Battery Production Deceptively Challenging
The report comes from the folks at Autoweek who spoke with several battery experts on this issue. But before we dive into some of the Bolt-related problems, it's essential to learn what exactly goes into producing a battery pack, especially for new facilities like Factory Zero or the Wallace Battery Cell plant. The battery packs themselves require specialized production hardware and highly trained workers to help assemble them. As a result, the margin of error is tiny. However, the battery itself still has to have a durable enough design to accommodate the imperfections and variations that can occur in mass assembly. A typical battery cell is made out of rolls of metal foil, with each roll being put through a metal coating machine. The resulting material is very fragile and requires delicate handling to move it from one end of the factory to the other.
Among the experts that AW spoke with was Louis Hruska, a 12 year veteran of Duracell. He revealed that the Bolt's problems are not as clear cut as they appear and that GM will have a hefty challenge in ensuring that the battery packs can hold up to outside stresses like imperfections and variances.
Bolt A Victim Of Repeated Failures
In a typical electric car, a battery management system is a crucial link in a series of safety layers that aims to help prevent battery overheating from overtaking an entire battery cell, which can lead to a catastrophic and potentially fiery failure. In the case of the Bolt, both layers failed simultaneously, and to top it off, the Bolt's battery pack does not have a feature to help disconnect an individual power cell in the event of a cell failure.

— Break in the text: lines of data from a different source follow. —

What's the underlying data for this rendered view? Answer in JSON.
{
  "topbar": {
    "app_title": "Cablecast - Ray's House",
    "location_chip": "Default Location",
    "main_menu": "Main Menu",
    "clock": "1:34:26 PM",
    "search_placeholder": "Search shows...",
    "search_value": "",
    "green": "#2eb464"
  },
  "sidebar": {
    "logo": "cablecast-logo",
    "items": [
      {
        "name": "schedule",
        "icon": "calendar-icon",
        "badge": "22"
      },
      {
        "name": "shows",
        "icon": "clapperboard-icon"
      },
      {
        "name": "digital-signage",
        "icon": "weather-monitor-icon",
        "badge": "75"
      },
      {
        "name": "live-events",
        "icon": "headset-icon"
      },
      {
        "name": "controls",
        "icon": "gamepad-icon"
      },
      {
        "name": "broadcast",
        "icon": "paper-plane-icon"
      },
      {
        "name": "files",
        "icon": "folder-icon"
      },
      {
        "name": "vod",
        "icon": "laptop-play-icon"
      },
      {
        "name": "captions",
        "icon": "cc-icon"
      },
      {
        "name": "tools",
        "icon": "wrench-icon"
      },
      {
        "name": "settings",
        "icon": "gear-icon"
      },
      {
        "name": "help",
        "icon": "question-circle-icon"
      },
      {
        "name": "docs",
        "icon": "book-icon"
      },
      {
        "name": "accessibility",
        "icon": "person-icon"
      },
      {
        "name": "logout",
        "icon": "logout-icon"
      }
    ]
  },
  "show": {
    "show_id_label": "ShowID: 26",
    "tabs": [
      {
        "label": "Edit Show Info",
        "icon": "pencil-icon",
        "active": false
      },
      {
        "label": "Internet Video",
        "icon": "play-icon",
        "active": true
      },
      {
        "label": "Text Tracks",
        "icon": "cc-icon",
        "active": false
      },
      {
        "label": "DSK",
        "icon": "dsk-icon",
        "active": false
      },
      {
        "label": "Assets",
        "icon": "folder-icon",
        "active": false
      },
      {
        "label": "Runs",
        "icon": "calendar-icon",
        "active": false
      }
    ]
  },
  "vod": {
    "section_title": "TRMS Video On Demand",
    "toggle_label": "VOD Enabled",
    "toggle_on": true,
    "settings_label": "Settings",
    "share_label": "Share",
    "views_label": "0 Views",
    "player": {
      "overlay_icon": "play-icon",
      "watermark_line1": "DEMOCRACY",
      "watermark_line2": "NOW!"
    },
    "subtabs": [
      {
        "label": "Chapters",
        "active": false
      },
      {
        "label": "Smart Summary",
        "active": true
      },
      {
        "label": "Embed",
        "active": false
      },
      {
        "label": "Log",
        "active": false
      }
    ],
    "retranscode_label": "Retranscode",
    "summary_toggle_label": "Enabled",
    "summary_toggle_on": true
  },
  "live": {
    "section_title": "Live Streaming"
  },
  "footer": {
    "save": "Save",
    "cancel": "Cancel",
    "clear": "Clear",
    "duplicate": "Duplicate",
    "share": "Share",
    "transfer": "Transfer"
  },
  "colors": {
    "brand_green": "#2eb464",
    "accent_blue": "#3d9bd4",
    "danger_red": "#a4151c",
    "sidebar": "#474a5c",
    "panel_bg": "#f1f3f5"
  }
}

Instead, General Motors claims that the Bolt uses not only factory-build data and in-vehicle monitoring but also customer-sourced data to detect "abnormal behavior." If it senses such an event, the system can limit the battery to its lowest potential in an attempt to isolate the trouble area. It's also important to note that the Bolt's battery tech is based on an older system and is not based on the Ultium battery technology that the company will be rolling out in models like the Cadillac Lyriq and the GMC Hummer EV pickup.
What's GM Doing To Resolve This Issue?
For its part, GM has been swift in its attempts to resolve the Bolt's battery woes. As of this writing, the company is in the middle of replacing battery packs, with the production of the Bolt expected to resume at its Orion Assembly plant in Orion, Michigan, in December. GM and battery supplier LG Energy Solutions (the battery supplier reached an agreement a few months ago where LG would pay $1.9 billion to cover the replacement of all Bolt battery packs, which is the lion share of the $2 billion needed to formally complete the process.
GM reps we spoke with also revealed that some of the lessons learned from the Bolt incident would help enhance the Ultium batteries, especially in cooling and the actual spacing of the battery cells. This, in turn, will help Ultium build on some of the innovative potential that it already brings to the table, and that will please a growing pool of vehicle customers looking to embrace an electrified future in tackling the rigors of the daily commute.
Photo Credit: General Motors/Chevrolet
Carl Malek has been an automotive journalist for over 10 years. In addition to his specialization with Ford, he grew up in a General Motors household and is extensively familiar with their products too. Contact Carl on Twitter at @CarlMalek3, on Instagram and Facebook for automotive news to send news tips.